**WHAT THIS TASK INVOLVES**
Return every record below exactly as written, but leave out the pictures.

**SOURCE INFORMATION**
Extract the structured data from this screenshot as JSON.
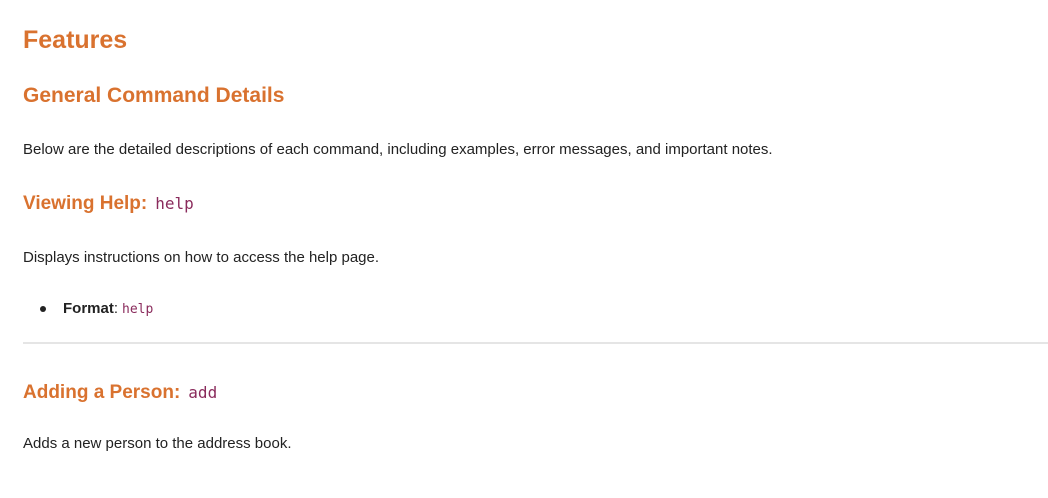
{
  "title": "Features",
  "section": {
    "heading": "General Command Details",
    "intro": "Below are the detailed descriptions of each command, including examples, error messages, and important notes."
  },
  "commands": [
    {
      "heading": "Viewing Help:",
      "command": "help",
      "description": "Displays instructions on how to access the help page.",
      "format_label": "Format",
      "format_sep": ":",
      "format_value": "help"
    },
    {
      "heading": "Adding a Person:",
      "command": "add",
      "description": "Adds a new person to the address book."
    }
  ],
  "colors": {
    "heading": "#d9722f",
    "code": "#8a2b5c",
    "text": "#222222"
  }
}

**SOLUTION TO THIS EXERCISE**
Extract the structured data from this screenshot as JSON.
{
  "title": "Features",
  "section": {
    "heading": "General Command Details",
    "intro": "Below are the detailed descriptions of each command, including examples, error messages, and important notes."
  },
  "commands": [
    {
      "heading": "Viewing Help:",
      "command": "help",
      "description": "Displays instructions on how to access the help page.",
      "format_label": "Format",
      "format_sep": ":",
      "format_value": "help"
    },
    {
      "heading": "Adding a Person:",
      "command": "add",
      "description": "Adds a new person to the address book."
    }
  ],
  "colors": {
    "heading": "#d9722f",
    "code": "#8a2b5c",
    "text": "#222222"
  }
}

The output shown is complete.